EXERCISE BRIEF: Go through the material below and count the lines containing the word "name". Give that number by itself.

TASK INPUTS:
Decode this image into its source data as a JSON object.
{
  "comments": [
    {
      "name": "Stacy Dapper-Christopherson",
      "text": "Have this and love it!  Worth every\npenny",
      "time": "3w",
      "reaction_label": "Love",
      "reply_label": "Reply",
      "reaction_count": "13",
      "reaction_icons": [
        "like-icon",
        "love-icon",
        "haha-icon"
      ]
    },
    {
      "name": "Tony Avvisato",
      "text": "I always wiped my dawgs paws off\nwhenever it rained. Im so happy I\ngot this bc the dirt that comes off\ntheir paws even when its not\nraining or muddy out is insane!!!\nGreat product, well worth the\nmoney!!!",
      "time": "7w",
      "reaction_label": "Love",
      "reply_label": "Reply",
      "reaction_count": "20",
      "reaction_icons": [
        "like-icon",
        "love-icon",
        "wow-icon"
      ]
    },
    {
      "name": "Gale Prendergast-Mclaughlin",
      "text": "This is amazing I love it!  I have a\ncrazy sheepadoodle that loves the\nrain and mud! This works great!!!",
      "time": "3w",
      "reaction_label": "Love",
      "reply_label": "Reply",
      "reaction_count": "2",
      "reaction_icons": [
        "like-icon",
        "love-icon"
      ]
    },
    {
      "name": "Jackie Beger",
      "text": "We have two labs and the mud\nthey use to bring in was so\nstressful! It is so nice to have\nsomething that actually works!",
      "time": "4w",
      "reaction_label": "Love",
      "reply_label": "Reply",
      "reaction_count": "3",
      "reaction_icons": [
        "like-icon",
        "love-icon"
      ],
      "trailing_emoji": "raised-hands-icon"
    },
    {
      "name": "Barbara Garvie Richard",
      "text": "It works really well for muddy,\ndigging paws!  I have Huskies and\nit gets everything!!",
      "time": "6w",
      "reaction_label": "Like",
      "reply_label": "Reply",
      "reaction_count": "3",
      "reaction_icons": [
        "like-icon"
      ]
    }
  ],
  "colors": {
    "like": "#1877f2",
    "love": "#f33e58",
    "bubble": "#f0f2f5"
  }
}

COMPLETED EXERCISE: 5